YOUR ASSIGNMENT »
Gather every line from the entries below that includes "silver".

DATA PROVIDED »
BEGIN

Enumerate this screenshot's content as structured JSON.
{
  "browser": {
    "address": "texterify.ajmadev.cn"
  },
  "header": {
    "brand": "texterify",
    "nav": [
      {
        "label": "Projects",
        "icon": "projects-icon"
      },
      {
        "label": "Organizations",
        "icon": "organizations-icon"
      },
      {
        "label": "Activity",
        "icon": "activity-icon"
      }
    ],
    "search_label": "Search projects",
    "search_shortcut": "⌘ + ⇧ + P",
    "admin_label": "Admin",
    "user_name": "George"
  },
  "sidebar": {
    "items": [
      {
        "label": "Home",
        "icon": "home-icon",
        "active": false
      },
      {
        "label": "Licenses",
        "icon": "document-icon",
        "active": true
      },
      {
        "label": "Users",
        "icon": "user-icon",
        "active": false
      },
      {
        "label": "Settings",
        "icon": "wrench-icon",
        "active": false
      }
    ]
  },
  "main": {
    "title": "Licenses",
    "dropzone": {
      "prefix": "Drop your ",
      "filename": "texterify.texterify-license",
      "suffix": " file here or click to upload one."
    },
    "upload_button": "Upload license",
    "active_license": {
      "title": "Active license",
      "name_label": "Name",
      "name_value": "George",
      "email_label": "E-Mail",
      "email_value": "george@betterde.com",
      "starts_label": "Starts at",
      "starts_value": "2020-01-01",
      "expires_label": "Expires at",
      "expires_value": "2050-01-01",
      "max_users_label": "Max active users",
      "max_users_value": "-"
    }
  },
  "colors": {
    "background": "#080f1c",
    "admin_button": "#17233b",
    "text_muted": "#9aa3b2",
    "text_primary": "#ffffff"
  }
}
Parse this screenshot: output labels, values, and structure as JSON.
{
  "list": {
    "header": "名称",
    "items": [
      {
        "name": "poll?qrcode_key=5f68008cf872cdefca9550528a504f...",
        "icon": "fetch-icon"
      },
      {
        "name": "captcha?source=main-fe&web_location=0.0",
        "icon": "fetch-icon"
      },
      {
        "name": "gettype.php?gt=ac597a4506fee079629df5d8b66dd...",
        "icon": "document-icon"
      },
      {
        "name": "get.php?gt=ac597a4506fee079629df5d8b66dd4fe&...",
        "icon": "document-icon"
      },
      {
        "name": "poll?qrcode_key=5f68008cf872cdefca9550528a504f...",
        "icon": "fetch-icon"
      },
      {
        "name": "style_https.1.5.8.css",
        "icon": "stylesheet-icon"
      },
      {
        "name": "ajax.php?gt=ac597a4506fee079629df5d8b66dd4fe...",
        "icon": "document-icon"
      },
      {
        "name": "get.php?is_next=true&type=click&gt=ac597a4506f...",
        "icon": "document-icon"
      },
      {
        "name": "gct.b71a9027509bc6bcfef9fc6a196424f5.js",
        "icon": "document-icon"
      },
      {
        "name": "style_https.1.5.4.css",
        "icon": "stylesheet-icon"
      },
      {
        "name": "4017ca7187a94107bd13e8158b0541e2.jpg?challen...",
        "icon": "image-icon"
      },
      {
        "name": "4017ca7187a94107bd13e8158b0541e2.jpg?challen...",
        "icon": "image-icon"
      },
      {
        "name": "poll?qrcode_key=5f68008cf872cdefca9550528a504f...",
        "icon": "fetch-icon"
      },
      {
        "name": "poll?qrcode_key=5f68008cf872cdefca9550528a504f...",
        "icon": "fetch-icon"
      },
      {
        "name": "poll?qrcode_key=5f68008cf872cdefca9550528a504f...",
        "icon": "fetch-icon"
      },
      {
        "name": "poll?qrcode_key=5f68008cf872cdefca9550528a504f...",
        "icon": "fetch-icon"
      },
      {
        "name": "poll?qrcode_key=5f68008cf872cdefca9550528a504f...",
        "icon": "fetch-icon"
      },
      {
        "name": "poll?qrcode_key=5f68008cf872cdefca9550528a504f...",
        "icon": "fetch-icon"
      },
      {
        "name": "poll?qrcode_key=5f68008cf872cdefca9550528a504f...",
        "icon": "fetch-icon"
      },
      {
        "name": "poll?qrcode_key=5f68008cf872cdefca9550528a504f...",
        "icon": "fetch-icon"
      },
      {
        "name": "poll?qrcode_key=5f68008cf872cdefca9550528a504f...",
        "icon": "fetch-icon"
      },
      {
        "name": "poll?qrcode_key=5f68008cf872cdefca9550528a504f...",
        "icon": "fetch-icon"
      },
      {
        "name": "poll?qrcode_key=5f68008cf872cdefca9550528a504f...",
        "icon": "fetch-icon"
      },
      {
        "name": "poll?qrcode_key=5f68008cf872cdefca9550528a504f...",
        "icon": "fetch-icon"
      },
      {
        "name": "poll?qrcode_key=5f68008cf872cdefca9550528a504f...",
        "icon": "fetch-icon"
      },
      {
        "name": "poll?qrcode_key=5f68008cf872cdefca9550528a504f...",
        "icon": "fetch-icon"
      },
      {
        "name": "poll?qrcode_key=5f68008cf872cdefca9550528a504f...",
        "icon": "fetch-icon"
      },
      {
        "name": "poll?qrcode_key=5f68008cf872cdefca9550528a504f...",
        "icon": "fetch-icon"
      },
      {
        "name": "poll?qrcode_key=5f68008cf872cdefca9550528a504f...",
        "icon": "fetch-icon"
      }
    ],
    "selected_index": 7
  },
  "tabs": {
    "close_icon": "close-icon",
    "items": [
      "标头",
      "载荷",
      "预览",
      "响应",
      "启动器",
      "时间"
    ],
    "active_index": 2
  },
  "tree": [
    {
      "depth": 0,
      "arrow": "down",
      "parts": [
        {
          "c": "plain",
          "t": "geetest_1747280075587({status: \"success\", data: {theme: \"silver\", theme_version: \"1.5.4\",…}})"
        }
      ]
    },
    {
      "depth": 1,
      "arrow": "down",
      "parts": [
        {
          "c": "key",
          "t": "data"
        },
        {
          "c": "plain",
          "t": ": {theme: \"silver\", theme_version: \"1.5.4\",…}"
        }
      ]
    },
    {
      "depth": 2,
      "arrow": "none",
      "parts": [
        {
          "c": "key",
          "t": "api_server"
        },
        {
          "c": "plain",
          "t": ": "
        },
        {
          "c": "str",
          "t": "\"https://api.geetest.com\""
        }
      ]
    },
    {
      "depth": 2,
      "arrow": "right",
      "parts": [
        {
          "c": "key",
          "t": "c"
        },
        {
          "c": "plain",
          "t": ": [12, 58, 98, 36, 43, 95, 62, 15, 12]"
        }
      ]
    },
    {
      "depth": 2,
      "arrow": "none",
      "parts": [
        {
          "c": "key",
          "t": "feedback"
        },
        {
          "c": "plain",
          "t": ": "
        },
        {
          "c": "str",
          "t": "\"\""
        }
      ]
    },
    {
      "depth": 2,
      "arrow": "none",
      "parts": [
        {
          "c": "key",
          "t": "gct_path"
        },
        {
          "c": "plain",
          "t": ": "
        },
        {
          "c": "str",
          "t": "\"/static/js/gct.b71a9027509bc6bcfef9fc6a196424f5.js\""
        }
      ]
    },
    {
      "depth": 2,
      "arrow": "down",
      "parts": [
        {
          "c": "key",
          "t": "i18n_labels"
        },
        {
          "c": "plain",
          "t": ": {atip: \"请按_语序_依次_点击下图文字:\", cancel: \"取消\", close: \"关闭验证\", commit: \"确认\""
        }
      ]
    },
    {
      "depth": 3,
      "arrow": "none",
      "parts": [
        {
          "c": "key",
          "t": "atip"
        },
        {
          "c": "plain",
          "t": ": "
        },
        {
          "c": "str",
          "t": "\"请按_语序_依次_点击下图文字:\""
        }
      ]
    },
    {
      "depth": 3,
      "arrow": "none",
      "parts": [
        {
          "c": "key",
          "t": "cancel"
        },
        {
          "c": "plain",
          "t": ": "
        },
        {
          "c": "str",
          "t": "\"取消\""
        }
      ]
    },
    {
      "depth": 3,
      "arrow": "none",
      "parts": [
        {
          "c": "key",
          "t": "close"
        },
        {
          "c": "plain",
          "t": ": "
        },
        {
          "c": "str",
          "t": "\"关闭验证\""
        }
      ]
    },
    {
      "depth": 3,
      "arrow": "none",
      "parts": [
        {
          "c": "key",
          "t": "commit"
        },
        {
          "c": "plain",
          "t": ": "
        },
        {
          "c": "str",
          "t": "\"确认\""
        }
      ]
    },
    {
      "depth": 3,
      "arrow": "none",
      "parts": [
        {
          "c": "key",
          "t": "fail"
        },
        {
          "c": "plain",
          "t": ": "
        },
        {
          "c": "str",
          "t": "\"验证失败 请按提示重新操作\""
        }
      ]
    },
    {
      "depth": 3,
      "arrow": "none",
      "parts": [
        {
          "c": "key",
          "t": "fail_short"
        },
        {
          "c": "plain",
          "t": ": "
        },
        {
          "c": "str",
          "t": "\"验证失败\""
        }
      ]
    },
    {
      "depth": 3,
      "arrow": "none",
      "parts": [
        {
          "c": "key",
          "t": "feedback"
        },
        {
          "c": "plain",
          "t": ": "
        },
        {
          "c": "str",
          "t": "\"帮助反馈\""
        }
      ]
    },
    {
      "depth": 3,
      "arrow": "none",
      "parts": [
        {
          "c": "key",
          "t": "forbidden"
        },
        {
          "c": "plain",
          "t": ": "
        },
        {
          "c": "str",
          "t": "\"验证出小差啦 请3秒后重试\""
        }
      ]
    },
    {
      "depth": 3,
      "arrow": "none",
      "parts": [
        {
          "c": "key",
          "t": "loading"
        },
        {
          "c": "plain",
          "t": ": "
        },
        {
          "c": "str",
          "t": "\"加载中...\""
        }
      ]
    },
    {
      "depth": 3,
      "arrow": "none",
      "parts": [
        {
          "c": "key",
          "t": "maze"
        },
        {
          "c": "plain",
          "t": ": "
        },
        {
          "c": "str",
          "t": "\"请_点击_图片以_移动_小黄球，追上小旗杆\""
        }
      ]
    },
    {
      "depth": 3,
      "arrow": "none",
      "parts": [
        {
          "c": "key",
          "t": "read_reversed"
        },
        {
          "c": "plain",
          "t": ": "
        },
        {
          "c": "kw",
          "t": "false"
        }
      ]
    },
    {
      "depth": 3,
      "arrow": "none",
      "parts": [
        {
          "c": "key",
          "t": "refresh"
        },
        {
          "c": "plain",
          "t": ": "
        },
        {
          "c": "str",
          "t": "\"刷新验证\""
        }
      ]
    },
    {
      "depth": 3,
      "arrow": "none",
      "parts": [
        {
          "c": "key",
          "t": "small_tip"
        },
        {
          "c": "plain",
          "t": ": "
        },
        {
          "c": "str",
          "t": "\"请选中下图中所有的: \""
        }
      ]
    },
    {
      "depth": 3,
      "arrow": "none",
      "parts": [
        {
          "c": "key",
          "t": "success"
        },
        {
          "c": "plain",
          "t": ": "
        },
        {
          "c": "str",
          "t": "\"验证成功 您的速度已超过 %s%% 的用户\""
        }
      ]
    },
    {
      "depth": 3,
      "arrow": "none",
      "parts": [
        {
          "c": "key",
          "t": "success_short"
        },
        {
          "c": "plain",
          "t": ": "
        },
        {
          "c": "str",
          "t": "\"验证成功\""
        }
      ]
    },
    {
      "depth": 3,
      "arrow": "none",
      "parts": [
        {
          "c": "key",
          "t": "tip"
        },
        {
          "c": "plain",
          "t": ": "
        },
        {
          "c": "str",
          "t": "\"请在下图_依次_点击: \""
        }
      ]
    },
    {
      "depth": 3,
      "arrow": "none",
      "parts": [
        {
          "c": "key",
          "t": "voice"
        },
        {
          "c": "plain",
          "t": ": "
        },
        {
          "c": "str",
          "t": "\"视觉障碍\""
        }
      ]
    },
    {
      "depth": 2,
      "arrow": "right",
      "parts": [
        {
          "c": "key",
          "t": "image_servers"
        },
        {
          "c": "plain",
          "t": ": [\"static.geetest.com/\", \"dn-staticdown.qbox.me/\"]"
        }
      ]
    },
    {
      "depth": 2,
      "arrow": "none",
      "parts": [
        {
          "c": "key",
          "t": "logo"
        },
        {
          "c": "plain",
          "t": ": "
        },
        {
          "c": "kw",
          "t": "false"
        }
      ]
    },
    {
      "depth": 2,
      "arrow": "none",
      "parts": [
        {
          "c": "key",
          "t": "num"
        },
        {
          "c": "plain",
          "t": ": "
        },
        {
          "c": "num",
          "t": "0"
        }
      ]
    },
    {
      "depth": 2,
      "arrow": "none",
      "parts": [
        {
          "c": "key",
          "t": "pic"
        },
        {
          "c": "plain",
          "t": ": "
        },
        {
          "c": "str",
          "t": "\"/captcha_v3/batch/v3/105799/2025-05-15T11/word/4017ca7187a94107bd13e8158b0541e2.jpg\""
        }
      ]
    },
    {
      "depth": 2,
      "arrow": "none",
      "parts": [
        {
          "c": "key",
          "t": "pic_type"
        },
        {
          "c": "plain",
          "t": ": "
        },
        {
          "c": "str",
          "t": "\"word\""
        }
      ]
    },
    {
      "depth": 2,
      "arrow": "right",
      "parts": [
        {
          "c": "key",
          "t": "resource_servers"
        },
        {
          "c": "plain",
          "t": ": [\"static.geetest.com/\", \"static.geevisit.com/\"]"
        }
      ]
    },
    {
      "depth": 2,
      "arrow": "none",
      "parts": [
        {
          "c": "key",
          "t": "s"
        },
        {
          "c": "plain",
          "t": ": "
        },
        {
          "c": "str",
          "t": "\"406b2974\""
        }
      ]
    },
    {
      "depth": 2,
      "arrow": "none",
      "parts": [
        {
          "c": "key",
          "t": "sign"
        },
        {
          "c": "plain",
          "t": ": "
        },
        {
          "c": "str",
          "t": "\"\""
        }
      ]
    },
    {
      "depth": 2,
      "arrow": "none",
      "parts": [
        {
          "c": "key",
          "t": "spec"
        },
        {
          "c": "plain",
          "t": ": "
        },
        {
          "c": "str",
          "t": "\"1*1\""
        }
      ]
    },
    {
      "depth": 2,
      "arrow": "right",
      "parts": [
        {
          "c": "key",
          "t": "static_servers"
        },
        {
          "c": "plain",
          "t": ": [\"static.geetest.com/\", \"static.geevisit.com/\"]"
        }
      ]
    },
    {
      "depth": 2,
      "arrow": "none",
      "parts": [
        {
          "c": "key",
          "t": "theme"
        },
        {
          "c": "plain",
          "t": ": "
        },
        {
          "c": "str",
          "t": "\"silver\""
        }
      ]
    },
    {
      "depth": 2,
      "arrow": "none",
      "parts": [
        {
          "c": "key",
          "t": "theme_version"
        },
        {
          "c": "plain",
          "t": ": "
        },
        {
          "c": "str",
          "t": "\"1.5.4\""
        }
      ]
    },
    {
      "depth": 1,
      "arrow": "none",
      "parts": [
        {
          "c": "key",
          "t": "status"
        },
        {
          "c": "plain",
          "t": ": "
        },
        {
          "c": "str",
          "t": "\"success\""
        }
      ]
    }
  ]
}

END

YOUR SOLUTION »
          "t": "geetest_1747280075587({status: \"success\", data: {theme: \"silver\", theme_version: \"1.5.4\",…}})"
          "t": ": {theme: \"silver\", theme_version: \"1.5.4\",…}"
          "t": "\"silver\""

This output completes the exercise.